But the jury refused to convict Stangel, 30, of Wahiawa on first-degree attempted murder charges that carry a mandatory life term without parole, the state’s harshest sentence.
Stangel faces a life term with the chance of parole for the second-degree murder and attempted murder convictions.
But city prosecutors will press for a life term without parole because of Stangel’s second-degree murder and second-degree attempted murder convictions.
Circuit Judge Glenn Kim told the jury to return to court Monday for a hearing on whether Stangel should be sentenced to the state’s most severe sentence as a multiple offender and a danger to the community.
Kim set the sentencing for July 31.
The jury returned the verdict this afternoon after nearly two days of deliberations that started Tuesday.
Stangel’s defense did not dispute that he fired the shots during the 17-minute shooting rampage that started at Waialae Avenue in Kaimuki and continued onto the H-1 freeway during the early morning of June 3, 2011.

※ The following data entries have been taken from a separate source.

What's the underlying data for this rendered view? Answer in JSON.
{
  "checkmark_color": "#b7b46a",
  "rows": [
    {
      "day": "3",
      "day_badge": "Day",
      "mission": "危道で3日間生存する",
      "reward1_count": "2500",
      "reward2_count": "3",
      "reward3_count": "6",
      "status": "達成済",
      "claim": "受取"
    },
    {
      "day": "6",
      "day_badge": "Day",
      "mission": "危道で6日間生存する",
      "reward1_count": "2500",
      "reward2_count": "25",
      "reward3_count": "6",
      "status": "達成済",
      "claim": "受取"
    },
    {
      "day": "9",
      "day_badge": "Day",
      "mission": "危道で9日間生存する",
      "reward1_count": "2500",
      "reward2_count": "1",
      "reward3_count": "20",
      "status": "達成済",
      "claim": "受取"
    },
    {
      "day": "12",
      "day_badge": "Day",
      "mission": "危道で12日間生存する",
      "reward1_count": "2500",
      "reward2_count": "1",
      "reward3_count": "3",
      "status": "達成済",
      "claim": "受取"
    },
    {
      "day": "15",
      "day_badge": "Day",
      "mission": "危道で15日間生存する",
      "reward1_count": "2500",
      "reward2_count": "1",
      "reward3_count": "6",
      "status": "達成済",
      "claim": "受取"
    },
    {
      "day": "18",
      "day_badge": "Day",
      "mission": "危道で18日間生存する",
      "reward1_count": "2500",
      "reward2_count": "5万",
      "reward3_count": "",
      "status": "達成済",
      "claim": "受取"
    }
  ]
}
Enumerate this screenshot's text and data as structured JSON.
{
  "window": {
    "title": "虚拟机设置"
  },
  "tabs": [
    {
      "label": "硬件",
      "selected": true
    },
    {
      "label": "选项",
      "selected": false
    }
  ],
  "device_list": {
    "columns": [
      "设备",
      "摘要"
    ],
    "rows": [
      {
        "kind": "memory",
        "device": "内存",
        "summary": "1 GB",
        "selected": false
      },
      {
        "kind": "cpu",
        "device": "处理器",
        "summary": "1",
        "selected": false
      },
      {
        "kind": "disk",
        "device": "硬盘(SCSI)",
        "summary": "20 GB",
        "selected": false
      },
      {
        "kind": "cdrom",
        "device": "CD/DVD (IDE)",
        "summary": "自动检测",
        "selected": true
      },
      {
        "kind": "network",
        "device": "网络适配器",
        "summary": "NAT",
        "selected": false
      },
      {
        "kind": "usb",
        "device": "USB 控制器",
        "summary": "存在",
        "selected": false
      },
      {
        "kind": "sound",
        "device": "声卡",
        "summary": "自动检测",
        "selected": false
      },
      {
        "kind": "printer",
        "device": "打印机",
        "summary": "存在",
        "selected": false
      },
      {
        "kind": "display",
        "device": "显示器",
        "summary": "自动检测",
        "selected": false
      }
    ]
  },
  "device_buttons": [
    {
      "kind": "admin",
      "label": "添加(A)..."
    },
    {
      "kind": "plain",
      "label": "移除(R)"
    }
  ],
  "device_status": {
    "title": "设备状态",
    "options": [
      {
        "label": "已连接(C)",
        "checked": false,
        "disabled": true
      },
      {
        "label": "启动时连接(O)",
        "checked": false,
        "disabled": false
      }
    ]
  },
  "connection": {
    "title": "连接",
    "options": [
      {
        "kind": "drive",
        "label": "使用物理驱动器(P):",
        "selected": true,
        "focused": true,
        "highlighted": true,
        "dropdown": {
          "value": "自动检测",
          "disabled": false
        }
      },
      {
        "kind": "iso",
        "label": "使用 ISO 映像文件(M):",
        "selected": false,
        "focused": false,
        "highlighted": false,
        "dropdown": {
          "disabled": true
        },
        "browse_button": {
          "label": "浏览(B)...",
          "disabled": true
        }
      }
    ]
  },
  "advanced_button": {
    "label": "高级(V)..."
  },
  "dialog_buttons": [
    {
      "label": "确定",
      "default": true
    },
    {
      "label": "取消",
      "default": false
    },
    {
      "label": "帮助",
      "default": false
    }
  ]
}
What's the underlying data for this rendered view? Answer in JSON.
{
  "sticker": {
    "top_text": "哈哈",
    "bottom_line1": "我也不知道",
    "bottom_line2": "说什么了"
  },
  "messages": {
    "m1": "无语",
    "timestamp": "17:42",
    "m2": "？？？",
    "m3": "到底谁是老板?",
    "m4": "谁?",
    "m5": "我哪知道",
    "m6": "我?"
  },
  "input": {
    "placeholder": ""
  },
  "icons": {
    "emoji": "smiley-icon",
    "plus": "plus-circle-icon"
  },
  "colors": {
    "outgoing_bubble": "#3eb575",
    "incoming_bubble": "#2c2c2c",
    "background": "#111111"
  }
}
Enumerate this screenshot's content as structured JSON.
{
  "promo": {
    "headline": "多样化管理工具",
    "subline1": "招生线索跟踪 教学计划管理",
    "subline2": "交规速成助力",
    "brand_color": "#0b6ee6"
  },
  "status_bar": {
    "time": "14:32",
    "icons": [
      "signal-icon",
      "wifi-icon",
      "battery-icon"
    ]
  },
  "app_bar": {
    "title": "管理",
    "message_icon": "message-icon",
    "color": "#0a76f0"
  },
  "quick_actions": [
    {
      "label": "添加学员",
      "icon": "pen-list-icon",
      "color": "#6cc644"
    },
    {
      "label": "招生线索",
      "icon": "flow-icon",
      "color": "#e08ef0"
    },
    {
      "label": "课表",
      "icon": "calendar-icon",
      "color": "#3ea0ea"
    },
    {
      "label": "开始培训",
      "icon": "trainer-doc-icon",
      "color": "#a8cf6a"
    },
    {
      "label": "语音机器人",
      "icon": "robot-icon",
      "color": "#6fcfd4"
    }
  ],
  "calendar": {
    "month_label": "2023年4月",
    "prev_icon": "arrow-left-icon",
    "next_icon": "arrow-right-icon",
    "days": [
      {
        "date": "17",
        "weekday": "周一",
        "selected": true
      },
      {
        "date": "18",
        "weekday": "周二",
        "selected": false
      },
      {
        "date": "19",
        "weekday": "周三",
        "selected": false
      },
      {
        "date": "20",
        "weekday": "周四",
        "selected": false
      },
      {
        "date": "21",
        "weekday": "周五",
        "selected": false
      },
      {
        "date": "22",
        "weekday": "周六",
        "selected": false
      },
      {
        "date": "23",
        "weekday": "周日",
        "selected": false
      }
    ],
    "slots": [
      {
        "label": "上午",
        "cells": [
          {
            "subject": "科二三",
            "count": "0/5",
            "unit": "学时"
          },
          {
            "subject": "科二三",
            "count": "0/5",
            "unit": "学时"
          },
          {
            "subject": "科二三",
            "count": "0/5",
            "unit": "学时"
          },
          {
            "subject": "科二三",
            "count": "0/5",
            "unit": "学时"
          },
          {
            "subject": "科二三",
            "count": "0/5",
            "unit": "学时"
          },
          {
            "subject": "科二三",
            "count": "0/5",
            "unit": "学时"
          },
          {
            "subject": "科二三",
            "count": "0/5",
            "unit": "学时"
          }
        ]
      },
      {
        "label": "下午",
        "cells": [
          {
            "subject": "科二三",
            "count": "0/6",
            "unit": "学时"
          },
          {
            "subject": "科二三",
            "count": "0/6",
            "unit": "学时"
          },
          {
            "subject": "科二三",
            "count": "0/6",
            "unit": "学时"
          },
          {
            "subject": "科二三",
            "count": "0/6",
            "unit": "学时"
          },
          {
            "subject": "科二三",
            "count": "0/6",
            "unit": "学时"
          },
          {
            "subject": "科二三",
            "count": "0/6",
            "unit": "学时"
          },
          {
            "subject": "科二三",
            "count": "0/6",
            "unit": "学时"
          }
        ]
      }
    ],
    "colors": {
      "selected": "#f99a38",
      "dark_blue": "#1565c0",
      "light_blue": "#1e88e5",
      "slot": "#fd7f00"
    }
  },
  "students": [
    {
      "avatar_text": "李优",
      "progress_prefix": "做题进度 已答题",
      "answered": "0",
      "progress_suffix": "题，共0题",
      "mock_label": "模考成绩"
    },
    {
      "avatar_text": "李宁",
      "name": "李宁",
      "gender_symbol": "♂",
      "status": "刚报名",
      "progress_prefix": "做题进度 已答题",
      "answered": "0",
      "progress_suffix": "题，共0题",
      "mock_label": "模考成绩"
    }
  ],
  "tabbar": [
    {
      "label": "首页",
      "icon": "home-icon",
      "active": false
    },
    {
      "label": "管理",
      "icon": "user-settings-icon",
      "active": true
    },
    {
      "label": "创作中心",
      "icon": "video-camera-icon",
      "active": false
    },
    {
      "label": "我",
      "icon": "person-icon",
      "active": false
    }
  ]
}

The defense argued that the state failed to prove that Stangel intended to kill anyone and said he was guilty of the lesser offense of reckless endangering.
Stangel did not testify in the trial.
Tammy Nguyen, a 54-year-old Palolo mother of 10, was the driver of a minivan waiting at a stoplight on Waialae Avenue when she was fatally shot in the head.
Two other motorists were wounded on the H-1 freeway.
The prosecution contended that Stangel shot at two police officers at a traffic stop near the Ewa-bound off-ramp from Moanalua Freeway to the H-1 freeway.
Stangel had faced three first-degree attempted murder counts.
They included murdering Nguyen and trying to murder her 16-year-old daughter, who was in the van.
The other two first-degree attempted murder counts involved trying to murder police officers.
The jury acquitted Stangel of the first count, apparently because the panel didn’t believe he tried to murder the daughter.
The panel found him guilty on the other two counts of the lesser offense of second-degree reckless endangering the two officers.